== Problem description ==
Copy each line below without leaving any out.

== Information given ==
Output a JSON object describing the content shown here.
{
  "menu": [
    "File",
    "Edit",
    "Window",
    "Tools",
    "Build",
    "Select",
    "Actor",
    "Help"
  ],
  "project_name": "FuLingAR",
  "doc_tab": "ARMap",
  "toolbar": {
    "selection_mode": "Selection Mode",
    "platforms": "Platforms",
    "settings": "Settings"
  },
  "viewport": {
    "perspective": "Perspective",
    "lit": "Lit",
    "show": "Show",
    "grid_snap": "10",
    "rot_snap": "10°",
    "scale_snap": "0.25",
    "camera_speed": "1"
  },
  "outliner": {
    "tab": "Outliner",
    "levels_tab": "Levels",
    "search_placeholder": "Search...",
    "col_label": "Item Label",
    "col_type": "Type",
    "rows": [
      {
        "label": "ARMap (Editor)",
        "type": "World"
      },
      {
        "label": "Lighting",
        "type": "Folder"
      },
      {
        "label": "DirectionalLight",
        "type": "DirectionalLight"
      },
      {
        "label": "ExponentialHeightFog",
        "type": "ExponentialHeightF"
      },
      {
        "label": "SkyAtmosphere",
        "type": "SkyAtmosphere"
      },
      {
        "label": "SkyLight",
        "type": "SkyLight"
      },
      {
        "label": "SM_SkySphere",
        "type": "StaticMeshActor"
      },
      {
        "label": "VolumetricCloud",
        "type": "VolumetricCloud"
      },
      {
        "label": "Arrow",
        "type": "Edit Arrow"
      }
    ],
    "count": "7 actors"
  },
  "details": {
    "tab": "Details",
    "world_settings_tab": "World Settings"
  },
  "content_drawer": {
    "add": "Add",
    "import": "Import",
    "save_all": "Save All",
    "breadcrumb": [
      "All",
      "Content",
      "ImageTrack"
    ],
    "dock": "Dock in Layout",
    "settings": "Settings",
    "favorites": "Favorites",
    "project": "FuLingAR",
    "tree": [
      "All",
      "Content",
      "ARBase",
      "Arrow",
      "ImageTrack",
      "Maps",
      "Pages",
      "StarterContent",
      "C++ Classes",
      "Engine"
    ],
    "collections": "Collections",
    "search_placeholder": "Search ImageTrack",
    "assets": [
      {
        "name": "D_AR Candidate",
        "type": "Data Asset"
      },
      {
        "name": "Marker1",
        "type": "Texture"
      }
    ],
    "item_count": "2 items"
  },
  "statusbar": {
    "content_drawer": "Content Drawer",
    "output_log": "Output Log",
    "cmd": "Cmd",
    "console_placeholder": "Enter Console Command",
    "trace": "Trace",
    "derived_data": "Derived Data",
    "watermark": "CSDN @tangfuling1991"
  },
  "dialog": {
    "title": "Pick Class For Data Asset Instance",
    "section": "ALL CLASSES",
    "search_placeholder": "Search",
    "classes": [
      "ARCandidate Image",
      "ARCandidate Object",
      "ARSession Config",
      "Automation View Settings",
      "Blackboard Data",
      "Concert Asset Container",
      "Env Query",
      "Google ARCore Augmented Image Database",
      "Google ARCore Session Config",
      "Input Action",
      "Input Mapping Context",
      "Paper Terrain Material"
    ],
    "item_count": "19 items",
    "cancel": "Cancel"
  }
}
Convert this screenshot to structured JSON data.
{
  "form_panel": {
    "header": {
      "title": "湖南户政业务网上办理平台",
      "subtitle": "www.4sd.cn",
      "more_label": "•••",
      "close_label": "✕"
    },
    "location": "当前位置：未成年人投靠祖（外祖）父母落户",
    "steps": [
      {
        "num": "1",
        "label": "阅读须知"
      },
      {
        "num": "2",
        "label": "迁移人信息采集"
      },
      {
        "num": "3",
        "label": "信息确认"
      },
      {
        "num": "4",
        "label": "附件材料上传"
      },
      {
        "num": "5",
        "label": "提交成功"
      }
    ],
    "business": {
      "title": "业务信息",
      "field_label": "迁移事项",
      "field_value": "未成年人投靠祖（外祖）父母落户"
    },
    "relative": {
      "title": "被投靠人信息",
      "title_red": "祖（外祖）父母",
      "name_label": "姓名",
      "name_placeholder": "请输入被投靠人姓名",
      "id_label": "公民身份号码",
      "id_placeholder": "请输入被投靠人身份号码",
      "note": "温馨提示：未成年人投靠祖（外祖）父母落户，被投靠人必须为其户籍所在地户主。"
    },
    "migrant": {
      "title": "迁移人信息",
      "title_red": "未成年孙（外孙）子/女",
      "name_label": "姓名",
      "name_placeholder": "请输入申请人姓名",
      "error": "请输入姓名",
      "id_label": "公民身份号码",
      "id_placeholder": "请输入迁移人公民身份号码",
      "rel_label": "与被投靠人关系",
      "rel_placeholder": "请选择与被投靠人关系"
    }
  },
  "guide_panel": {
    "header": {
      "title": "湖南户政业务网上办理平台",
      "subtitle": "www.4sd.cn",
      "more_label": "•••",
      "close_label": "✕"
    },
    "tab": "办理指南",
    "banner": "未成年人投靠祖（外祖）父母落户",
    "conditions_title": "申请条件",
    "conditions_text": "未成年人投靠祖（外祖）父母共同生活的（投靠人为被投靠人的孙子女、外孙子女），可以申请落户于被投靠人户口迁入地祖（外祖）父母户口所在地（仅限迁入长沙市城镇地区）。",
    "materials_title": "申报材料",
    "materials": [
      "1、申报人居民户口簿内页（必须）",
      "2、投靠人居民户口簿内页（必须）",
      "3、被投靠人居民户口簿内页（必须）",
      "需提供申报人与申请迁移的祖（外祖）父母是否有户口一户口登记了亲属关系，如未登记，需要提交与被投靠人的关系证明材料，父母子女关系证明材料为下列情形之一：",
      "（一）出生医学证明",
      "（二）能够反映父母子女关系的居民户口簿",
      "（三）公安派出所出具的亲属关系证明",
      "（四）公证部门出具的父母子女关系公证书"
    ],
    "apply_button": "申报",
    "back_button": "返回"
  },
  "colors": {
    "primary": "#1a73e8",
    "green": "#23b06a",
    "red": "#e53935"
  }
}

== Exercise answer ==
Output a JSON object describing the content shown here.
{
  "menu": [
    "File",
    "Edit",
    "Window",
    "Tools",
    "Build",
    "Select",
    "Actor",
    "Help"
  ],
  "project_name": "FuLingAR",
  "doc_tab": "ARMap",
  "toolbar": {
    "selection_mode": "Selection Mode",
    "platforms": "Platforms",
    "settings": "Settings"
  },
  "viewport": {
    "perspective": "Perspective",
    "lit": "Lit",
    "show": "Show",
    "grid_snap": "10",
    "rot_snap": "10°",
    "scale_snap": "0.25",
    "camera_speed": "1"
  },
  "outliner": {
    "tab": "Outliner",
    "levels_tab": "Levels",
    "search_placeholder": "Search...",
    "col_label": "Item Label",
    "col_type": "Type",
    "rows": [
      {
        "label": "ARMap (Editor)",
        "type": "World"
      },
      {
        "label": "Lighting",
        "type": "Folder"
      },
      {
        "label": "DirectionalLight",
        "type": "DirectionalLight"
      },
      {
        "label": "ExponentialHeightFog",
        "type": "ExponentialHeightF"
      },
      {
        "label": "SkyAtmosphere",
        "type": "SkyAtmosphere"
      },
      {
        "label": "SkyLight",
        "type": "SkyLight"
      },
      {
        "label": "SM_SkySphere",
        "type": "StaticMeshActor"
      },
      {
        "label": "VolumetricCloud",
        "type": "VolumetricCloud"
      },
      {
        "label": "Arrow",
        "type": "Edit Arrow"
      }
    ],
    "count": "7 actors"
  },
  "details": {
    "tab": "Details",
    "world_settings_tab": "World Settings"
  },
  "content_drawer": {
    "add": "Add",
    "import": "Import",
    "save_all": "Save All",
    "breadcrumb": [
      "All",
      "Content",
      "ImageTrack"
    ],
    "dock": "Dock in Layout",
    "settings": "Settings",
    "favorites": "Favorites",
    "project": "FuLingAR",
    "tree": [
      "All",
      "Content",
      "ARBase",
      "Arrow",
      "ImageTrack",
      "Maps",
      "Pages",
      "StarterContent",
      "C++ Classes",
      "Engine"
    ],
    "collections": "Collections",
    "search_placeholder": "Search ImageTrack",
    "assets": [
      {
        "name": "D_AR Candidate",
        "type": "Data Asset"
      },
      {
        "name": "Marker1",
        "type": "Texture"
      }
    ],
    "item_count": "2 items"
  },
  "statusbar": {
    "content_drawer": "Content Drawer",
    "output_log": "Output Log",
    "cmd": "Cmd",
    "console_placeholder": "Enter Console Command",
    "trace": "Trace",
    "derived_data": "Derived Data",
    "watermark": "CSDN @tangfuling1991"
  },
  "dialog": {
    "title": "Pick Class For Data Asset Instance",
    "section": "ALL CLASSES",
    "search_placeholder": "Search",
    "classes": [
      "ARCandidate Image",
      "ARCandidate Object",
      "ARSession Config",
      "Automation View Settings",
      "Blackboard Data",
      "Concert Asset Container",
      "Env Query",
      "Google ARCore Augmented Image Database",
      "Google ARCore Session Config",
      "Input Action",
      "Input Mapping Context",
      "Paper Terrain Material"
    ],
    "item_count": "19 items",
    "cancel": "Cancel"
  }
}
Convert this screenshot to structured JSON data.
{
  "form_panel": {
    "header": {
      "title": "湖南户政业务网上办理平台",
      "subtitle": "www.4sd.cn",
      "more_label": "•••",
      "close_label": "✕"
    },
    "location": "当前位置：未成年人投靠祖（外祖）父母落户",
    "steps": [
      {
        "num": "1",
        "label": "阅读须知"
      },
      {
        "num": "2",
        "label": "迁移人信息采集"
      },
      {
        "num": "3",
        "label": "信息确认"
      },
      {
        "num": "4",
        "label": "附件材料上传"
      },
      {
        "num": "5",
        "label": "提交成功"
      }
    ],
    "business": {
      "title": "业务信息",
      "field_label": "迁移事项",
      "field_value": "未成年人投靠祖（外祖）父母落户"
    },
    "relative": {
      "title": "被投靠人信息",
      "title_red": "祖（外祖）父母",
      "name_label": "姓名",
      "name_placeholder": "请输入被投靠人姓名",
      "id_label": "公民身份号码",
      "id_placeholder": "请输入被投靠人身份号码",
      "note": "温馨提示：未成年人投靠祖（外祖）父母落户，被投靠人必须为其户籍所在地户主。"
    },
    "migrant": {
      "title": "迁移人信息",
      "title_red": "未成年孙（外孙）子/女",
      "name_label": "姓名",
      "name_placeholder": "请输入申请人姓名",
      "error": "请输入姓名",
      "id_label": "公民身份号码",
      "id_placeholder": "请输入迁移人公民身份号码",
      "rel_label": "与被投靠人关系",
      "rel_placeholder": "请选择与被投靠人关系"
    }
  },
  "guide_panel": {
    "header": {
      "title": "湖南户政业务网上办理平台",
      "subtitle": "www.4sd.cn",
      "more_label": "•••",
      "close_label": "✕"
    },
    "tab": "办理指南",
    "banner": "未成年人投靠祖（外祖）父母落户",
    "conditions_title": "申请条件",
    "conditions_text": "未成年人投靠祖（外祖）父母共同生活的（投靠人为被投靠人的孙子女、外孙子女），可以申请落户于被投靠人户口迁入地祖（外祖）父母户口所在地（仅限迁入长沙市城镇地区）。",
    "materials_title": "申报材料",
    "materials": [
      "1、申报人居民户口簿内页（必须）",
      "2、投靠人居民户口簿内页（必须）",
      "3、被投靠人居民户口簿内页（必须）",
      "需提供申报人与申请迁移的祖（外祖）父母是否有户口一户口登记了亲属关系，如未登记，需要提交与被投靠人的关系证明材料，父母子女关系证明材料为下列情形之一：",
      "（一）出生医学证明",
      "（二）能够反映父母子女关系的居民户口簿",
      "（三）公安派出所出具的亲属关系证明",
      "（四）公证部门出具的父母子女关系公证书"
    ],
    "apply_button": "申报",
    "back_button": "返回"
  },
  "colors": {
    "primary": "#1a73e8",
    "green": "#23b06a",
    "red": "#e53935"
  }
}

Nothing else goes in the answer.